Psychoanalysis is the form of therapy most highly based on the teachings of Freud, and may involve many years of sessions. The therapist remains passive and helps the patient work through the unconscious basis of their problems instead of providing solutions. They will also talk about the past, as that may have an impact on current problems. The therapist ought to be closely supervised, usually with a support group themselves. A psychoanalyst would spend time listening to Anna while she talked about her problems and would examine where they originated from.
Where psychoanalysis may concentrate on events from the past that may not be changed, other psychological therapies, such as cognitive, behavioural, or cognitive behavioural therapy3, would concentrate on changing factors that could be changed, such as reducing negative thoughts and guilt.
Some people who believe in psychological models would say that, as the real cause of the problem is psychological, the use of medication to make a patient feel better is not treating the problem. According to the psychological model, after a patient has taken medications the cause of the problem is still there, therefore the patient is not treated.
There are two main types of social model of mental illness.
The 'Theory of Labelling' states that behaviours disliked by society are labelled as symptoms of a psychiatric illness. This leads to the person thinking that they have a mental illness. It also leads to them losing status in society, for example by losing their job. People who use this theory would think that the use of medication is unnecessary, as the problem is society's definition of 'normal behaviour'.
Another theory is that social situations can lead to a mental illness. For instance poverty leads to situations that a person cannot control, which can lead the person to develop anxiety. It is difficult to test this theory, because most researchers use classification systems that depend on the job a person does, or (if they are not working) the job of the main earner in their family, or the last job that they did. If a person was in a well paid job and became mentally ill they would have to give up the job, and so would no longer be in the same social class. Again this theory would think that medication was not causing the problem, as the cause of the problem was the situation that the patient was placed in.
A social explanation of Anna's problems would say that she may have been labelled neurotic as a result of the stress that was placed on her by society. Social models are rarely used to treat patients though they are used in prevention of mental illness.
Doctors helping people with mental illness have models to guide them in both diagnosis and treatment. Most models of mental illnesses will nowadays acknowledge a combination of biological, psychological and social factors. Different models will, however, vary in which factors they rate as the most important. When advising a patient, a doctor tries to look at which intervention(s) are likely to work best for that particular patient, taking into account the patient's symptoms and circumstances.

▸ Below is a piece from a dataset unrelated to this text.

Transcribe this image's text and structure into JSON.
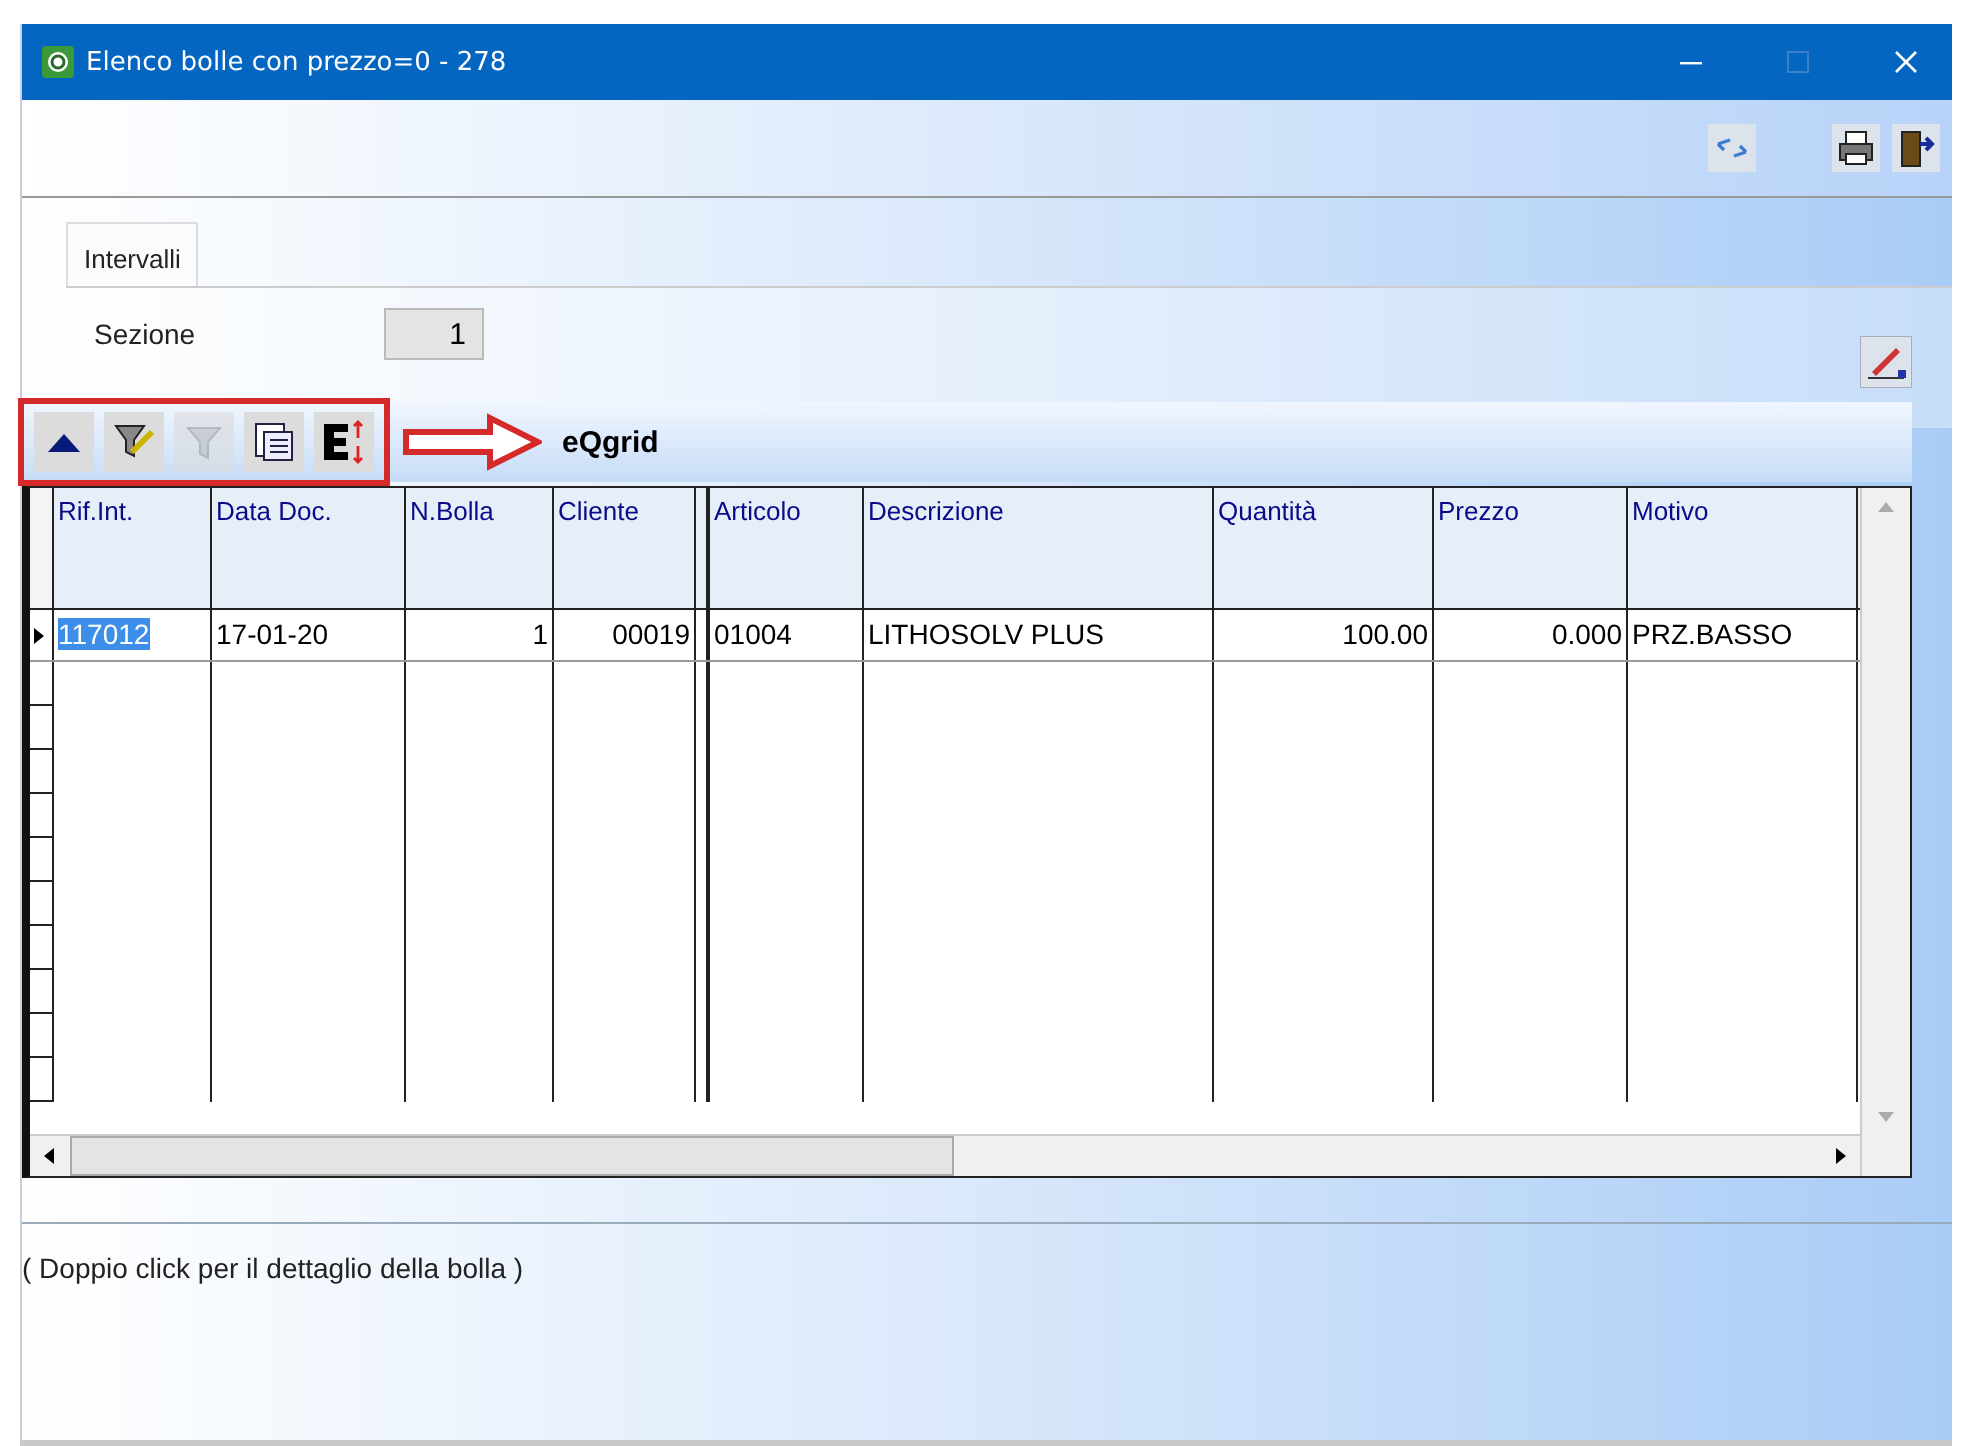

Models are the basis of every scientific belief. As our understanding of the human mind is less complete than our understanding of the human heart our models of diseases of the human mind are less complete than our models of disease of the human heart. Some people with mental illness find that medications have turned their life around, others find that psychological treatments were the key to solving their problems.